jewellery and ornaments

In all cultures, man has practiced the art of jewellery, thereby combining appearance and ceremony.

The attention given to the preparation of objects, the taste for precious materials and the refinement of the motifs bear witness to a fascination with appearances as an indicator of a specific status and a certain opulence.

Generally, this jewellery is emblematic of a form of social authority. But it can also play a role as a protector against adversity depending on the materials used in its making and the accompanying symbols.

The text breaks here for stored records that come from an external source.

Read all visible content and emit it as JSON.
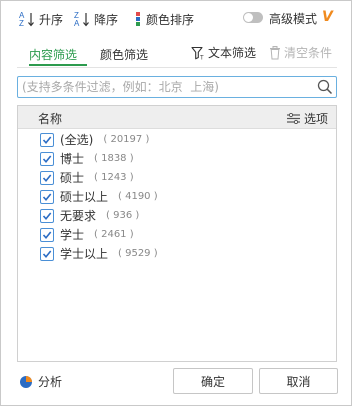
{
  "sort": {
    "asc_label": "升序",
    "desc_label": "降序",
    "color_label": "颜色排序",
    "advanced_label": "高级模式",
    "vip_label": "V"
  },
  "tabs": {
    "content_filter": "内容筛选",
    "color_filter": "颜色筛选",
    "text_filter": "文本筛选",
    "clear": "清空条件"
  },
  "search": {
    "placeholder": "(支持多条件过滤，例如：北京  上海)"
  },
  "list": {
    "header_name": "名称",
    "header_options": "选项",
    "items": [
      {
        "name": "(全选)",
        "count": "( 20197 )"
      },
      {
        "name": "博士",
        "count": "( 1838 )"
      },
      {
        "name": "硕士",
        "count": "( 1243 )"
      },
      {
        "name": "硕士以上",
        "count": "( 4190 )"
      },
      {
        "name": "无要求",
        "count": "( 936 )"
      },
      {
        "name": "学士",
        "count": "( 2461 )"
      },
      {
        "name": "学士以上",
        "count": "( 9529 )"
      }
    ]
  },
  "footer": {
    "analysis_label": "分析",
    "ok_label": "确定",
    "cancel_label": "取消"
  },
  "colors": {
    "accent_green": "#2d9b4e",
    "checkbox_blue": "#4a8fd6",
    "vip_orange": "#f08a1e"
  }
}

It is most often a bearer of vital energy.


  • War Charm

  • Woman's Headdress

  • Chieftain's Helmet

  • Male Ear Ornament

  • Pendant

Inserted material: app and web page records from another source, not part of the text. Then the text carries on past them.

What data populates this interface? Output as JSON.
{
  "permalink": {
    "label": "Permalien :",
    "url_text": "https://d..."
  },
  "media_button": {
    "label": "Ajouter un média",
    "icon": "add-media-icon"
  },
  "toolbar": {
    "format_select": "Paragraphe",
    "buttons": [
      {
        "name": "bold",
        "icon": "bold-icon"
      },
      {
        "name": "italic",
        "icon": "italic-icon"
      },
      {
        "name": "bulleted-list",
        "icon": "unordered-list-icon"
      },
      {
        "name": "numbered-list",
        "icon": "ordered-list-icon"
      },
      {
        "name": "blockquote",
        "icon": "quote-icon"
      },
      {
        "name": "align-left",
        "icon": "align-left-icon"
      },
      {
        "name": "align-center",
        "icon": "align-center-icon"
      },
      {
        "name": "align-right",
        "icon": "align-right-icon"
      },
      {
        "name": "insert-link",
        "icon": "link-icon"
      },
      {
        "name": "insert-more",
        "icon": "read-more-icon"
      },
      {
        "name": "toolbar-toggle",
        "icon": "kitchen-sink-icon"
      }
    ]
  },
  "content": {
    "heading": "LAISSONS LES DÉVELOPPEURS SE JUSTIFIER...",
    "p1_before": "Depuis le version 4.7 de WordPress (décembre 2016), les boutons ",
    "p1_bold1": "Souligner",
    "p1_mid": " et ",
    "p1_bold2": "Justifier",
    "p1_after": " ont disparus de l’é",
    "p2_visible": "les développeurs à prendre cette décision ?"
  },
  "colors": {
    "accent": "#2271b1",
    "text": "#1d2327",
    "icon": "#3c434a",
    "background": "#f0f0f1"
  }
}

  • Forehead Ornament

  • Men's Chignon Comb

  • Pendant

  • Element of Woman's Headdress: Part That Covers

  • Pendant Worn On the Back

  • Face Veil

  • Anthropomorphic Appliqué Jewelry

  • Necklace

  • Pendant

  • Bird Necklace

  • Hairpin

  • Frontal Headdress (known as "hat of the clan")

  • Large Dance Headdress

  • Feather Headdress

  • Male Figurine

  • Bark Apron

Frontal Headdress (known as

Frontal Headdress (known as "hat of the clan")

Clan Headgear, Tlingit, Alaska, 1860 - 1870, wood, abalone, leather, sinews, graphite, copper oxide, vermilion, 70.2006.1.1

The clan headgear is a part of the most important symbolic assets among the Tlingit, who live on the southeastern coastal area of Alaska, and the facing islands. Property of the chieftans, they are shown off at celebrations and potlatch ceremonies. They display a clan's blazons, which are usually representations that personify an animal. The exposed headgear presents two blazons-animals: a bear and a bird, which is the red-throated loon. It is decorated with abalone incrustations, a symbol "par excellence" of wealth and power.